    • Export Citation
  • 14

    National Institute for Health and Clinical Excellence. Chronic heart failure in adults: diagnosis and management. London, UK: NICE, 2018. (available at: (https://www.nice.org.uk/guidance/ng106)

    • Search Google Scholar
    • Export Citation
  • 15

    McMurray JJV, , Packer M, , Desai AS, , Gong J, , Lefkowitz MP, , Rizkala AR, , Rouleau JL, , Shi VC, , Solomon SD, , Swedberg K, et al. Angiotensin–neprilysin inhibition versus enalapril in heart failure. New England Journal of Medicine 2014 371 9931004. (https://doi.org/10.1056/NEJMoa1409077)

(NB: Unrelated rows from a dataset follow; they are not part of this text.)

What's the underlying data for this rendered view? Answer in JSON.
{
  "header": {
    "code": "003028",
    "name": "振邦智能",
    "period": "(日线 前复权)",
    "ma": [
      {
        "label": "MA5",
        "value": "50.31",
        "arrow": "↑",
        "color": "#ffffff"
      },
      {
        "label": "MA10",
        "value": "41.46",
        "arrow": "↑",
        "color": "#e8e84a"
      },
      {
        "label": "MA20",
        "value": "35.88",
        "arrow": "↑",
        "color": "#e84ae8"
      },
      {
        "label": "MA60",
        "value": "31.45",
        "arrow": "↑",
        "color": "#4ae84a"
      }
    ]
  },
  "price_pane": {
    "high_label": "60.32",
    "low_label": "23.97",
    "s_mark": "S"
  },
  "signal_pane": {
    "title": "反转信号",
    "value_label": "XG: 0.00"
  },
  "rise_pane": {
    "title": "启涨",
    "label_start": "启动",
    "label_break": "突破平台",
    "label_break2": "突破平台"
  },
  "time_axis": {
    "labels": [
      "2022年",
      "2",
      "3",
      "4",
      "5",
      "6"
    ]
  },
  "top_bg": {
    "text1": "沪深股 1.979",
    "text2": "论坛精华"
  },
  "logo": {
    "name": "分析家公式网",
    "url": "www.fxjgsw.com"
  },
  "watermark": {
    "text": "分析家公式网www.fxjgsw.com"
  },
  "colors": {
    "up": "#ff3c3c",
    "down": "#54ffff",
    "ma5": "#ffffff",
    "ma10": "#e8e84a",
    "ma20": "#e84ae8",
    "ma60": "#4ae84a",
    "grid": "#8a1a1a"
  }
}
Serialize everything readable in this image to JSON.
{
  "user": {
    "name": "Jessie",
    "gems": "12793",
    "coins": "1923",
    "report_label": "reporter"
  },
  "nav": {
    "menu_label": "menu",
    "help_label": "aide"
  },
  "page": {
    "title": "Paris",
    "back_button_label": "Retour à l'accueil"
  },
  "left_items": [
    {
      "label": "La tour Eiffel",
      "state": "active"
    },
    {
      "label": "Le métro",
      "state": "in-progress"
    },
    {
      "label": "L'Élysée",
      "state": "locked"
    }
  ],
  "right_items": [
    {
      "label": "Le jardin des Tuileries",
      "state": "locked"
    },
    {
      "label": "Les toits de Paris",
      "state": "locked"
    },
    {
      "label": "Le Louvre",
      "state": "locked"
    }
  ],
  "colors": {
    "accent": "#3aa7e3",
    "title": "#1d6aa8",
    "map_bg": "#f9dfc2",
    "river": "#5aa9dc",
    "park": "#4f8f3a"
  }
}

    • Search Google Scholar
    • Export Citation
  • 16

    National Institute for Health and Clinical Excellence. Implantable cardioverter defibrillators and cardiac resynchronisation therapy for arrhythmias and heart failure. London, UK: NICE, 2014. (available at: (https://www.nice.org.uk/guidance/ta314)

    • Search Google Scholar
    • Export Citation
  • 17

    Curtis AB, , Worley SJ, , Adamson PB, , Chung ES, , Niazi I, , Sherfesee L, , Shinn T, , St. John Sutton MS & Biventricular versus Right Ventricular Pacing in Heart Failure Patients with Atrioventricular Block (BLOCK HF) Trial Investigators. Biventricular pacing for atrioventricular block and systolic dysfunction. New England Journal of Medicine 2013 368 15851593. (https://doi.org/10.1056/NEJMoa1210356)

    • Search Google Scholar
    • Export Citation